## How to complete this task
A complete response lists each line of the data below that includes the word "Farben".

═══ The records

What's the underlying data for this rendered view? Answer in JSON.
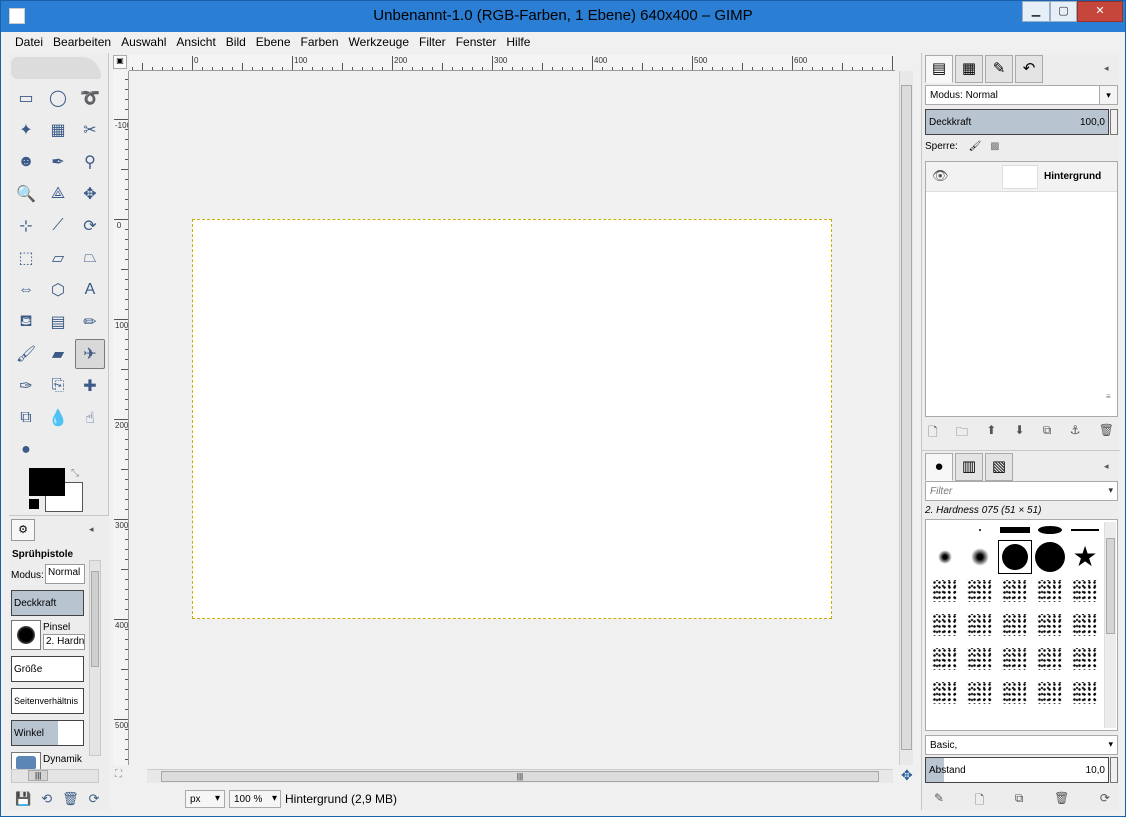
{
  "window": {
    "title": "Unbenannt-1.0 (RGB-Farben, 1 Ebene) 640x400 – GIMP",
    "min_label": "▁",
    "max_label": "▢",
    "close_label": "✕"
  },
  "menu": [
    "Datei",
    "Bearbeiten",
    "Auswahl",
    "Ansicht",
    "Bild",
    "Ebene",
    "Farben",
    "Werkzeuge",
    "Filter",
    "Fenster",
    "Hilfe"
  ],
  "toolbox": {
    "tools": [
      {
        "name": "rect-select-icon",
        "glyph": "▭"
      },
      {
        "name": "ellipse-select-icon",
        "glyph": "◯"
      },
      {
        "name": "free-select-icon",
        "glyph": "➰"
      },
      {
        "name": "fuzzy-select-icon",
        "glyph": "✦"
      },
      {
        "name": "color-select-icon",
        "glyph": "▦"
      },
      {
        "name": "scissors-icon",
        "glyph": "✂"
      },
      {
        "name": "foreground-select-icon",
        "glyph": "☻"
      },
      {
        "name": "paths-icon",
        "glyph": "✒"
      },
      {
        "name": "color-picker-icon",
        "glyph": "⚲"
      },
      {
        "name": "zoom-icon",
        "glyph": "🔍"
      },
      {
        "name": "measure-icon",
        "glyph": "⟁"
      },
      {
        "name": "move-icon",
        "glyph": "✥"
      },
      {
        "name": "align-icon",
        "glyph": "⊹"
      },
      {
        "name": "crop-icon",
        "glyph": "⟋"
      },
      {
        "name": "rotate-icon",
        "glyph": "⟳"
      },
      {
        "name": "scale-icon",
        "glyph": "⬚"
      },
      {
        "name": "shear-icon",
        "glyph": "▱"
      },
      {
        "name": "perspective-icon",
        "glyph": "⏢"
      },
      {
        "name": "flip-icon",
        "glyph": "⇔"
      },
      {
        "name": "cage-icon",
        "glyph": "⬡"
      },
      {
        "name": "text-icon",
        "glyph": "A"
      },
      {
        "name": "bucket-fill-icon",
        "glyph": "⛾"
      },
      {
        "name": "blend-icon",
        "glyph": "▤"
      },
      {
        "name": "pencil-icon",
        "glyph": "✏"
      },
      {
        "name": "paintbrush-icon",
        "glyph": "🖌"
      },
      {
        "name": "eraser-icon",
        "glyph": "▰"
      },
      {
        "name": "airbrush-icon",
        "glyph": "✈"
      },
      {
        "name": "ink-icon",
        "glyph": "✑"
      },
      {
        "name": "clone-icon",
        "glyph": "⎘"
      },
      {
        "name": "heal-icon",
        "glyph": "✚"
      },
      {
        "name": "perspective-clone-icon",
        "glyph": "⧉"
      },
      {
        "name": "blur-icon",
        "glyph": "💧"
      },
      {
        "name": "smudge-icon",
        "glyph": "☝"
      },
      {
        "name": "dodge-burn-icon",
        "glyph": "●"
      }
    ],
    "selected_tool_index": 26,
    "swap_glyph": "⤡"
  },
  "tool_options": {
    "tab_glyph": "⚙",
    "collapse_glyph": "◂",
    "tool_name": "Sprühpistole",
    "mode_label": "Modus:",
    "mode_value": "Normal",
    "opacity_label": "Deckkraft",
    "opacity_value": 1.0,
    "brush_label": "Pinsel",
    "brush_value": "2. Hardness 075",
    "size_label": "Größe",
    "size_value": 0.0,
    "aspect_label": "Seitenverhältnis",
    "aspect_value": 0.0,
    "angle_label": "Winkel",
    "angle_value": 0.65,
    "dynamics_label": "Dynamik",
    "hscroll_glyph": "|||",
    "bottom_icons": [
      "💾",
      "⟲",
      "🗑",
      "⟳"
    ]
  },
  "canvas": {
    "ruler_h_labels": [
      {
        "label": "0",
        "value": 0
      },
      {
        "label": "100",
        "value": 100
      },
      {
        "label": "200",
        "value": 200
      },
      {
        "label": "300",
        "value": 300
      },
      {
        "label": "400",
        "value": 400
      },
      {
        "label": "500",
        "value": 500
      },
      {
        "label": "600",
        "value": 600
      }
    ],
    "ruler_v_labels": [
      {
        "label": "-100",
        "value": -100
      },
      {
        "label": "0",
        "value": 0
      },
      {
        "label": "100",
        "value": 100
      },
      {
        "label": "200",
        "value": 200
      },
      {
        "label": "300",
        "value": 300
      },
      {
        "label": "400",
        "value": 400
      },
      {
        "label": "500",
        "value": 500
      }
    ],
    "image_width": 640,
    "image_height": 400,
    "quickmask_glyph": "▣",
    "zoom_corner_glyph": "⛶",
    "nav_glyph": "✥",
    "scroll_grip": "|||"
  },
  "status": {
    "unit": "px",
    "zoom": "100 %",
    "message": "Hintergrund (2,9 MB)",
    "dropdown_glyph": "▾"
  },
  "layers_dock": {
    "tabs": [
      {
        "name": "layers-tab-icon",
        "glyph": "▤"
      },
      {
        "name": "channels-tab-icon",
        "glyph": "▦"
      },
      {
        "name": "paths-tab-icon",
        "glyph": "✎"
      },
      {
        "name": "undo-tab-icon",
        "glyph": "↶"
      }
    ],
    "collapse_glyph": "◂",
    "mode_label": "Modus:",
    "mode_value": "Normal",
    "opacity_label": "Deckkraft",
    "opacity_value": "100,0",
    "lock_label": "Sperre:",
    "lock_icons": [
      "🖌",
      "▩"
    ],
    "layer_name": "Hintergrund",
    "eye_glyph": "👁",
    "bottom_icons": [
      "🗋",
      "🗀",
      "⬆",
      "⬇",
      "⧉",
      "⚓",
      "🗑"
    ],
    "scroll_glyph": "≡"
  },
  "brushes_dock": {
    "tabs": [
      {
        "name": "brushes-tab-icon",
        "glyph": "●"
      },
      {
        "name": "patterns-tab-icon",
        "glyph": "▥"
      },
      {
        "name": "gradients-tab-icon",
        "glyph": "▧"
      }
    ],
    "collapse_glyph": "◂",
    "filter_placeholder": "Filter",
    "selected_brush": "2. Hardness 075 (51 × 51)",
    "tag": "Basic,",
    "spacing_label": "Abstand",
    "spacing_value": "10,0",
    "spacing_fraction": 0.1,
    "bottom_icons": [
      "✎",
      "🗋",
      "⧉",
      "🗑",
      "⟳"
    ]
  },
  "colors": {
    "foreground": "#000000",
    "background": "#ffffff",
    "selection_marching_ants": "#c8b000",
    "titlebar": "#2a7ed3"
  }
}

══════

## Expected answer
    "title": "Unbenannt-1.0 (RGB-Farben, 1 Ebene) 640x400 – GIMP",
    "Farben",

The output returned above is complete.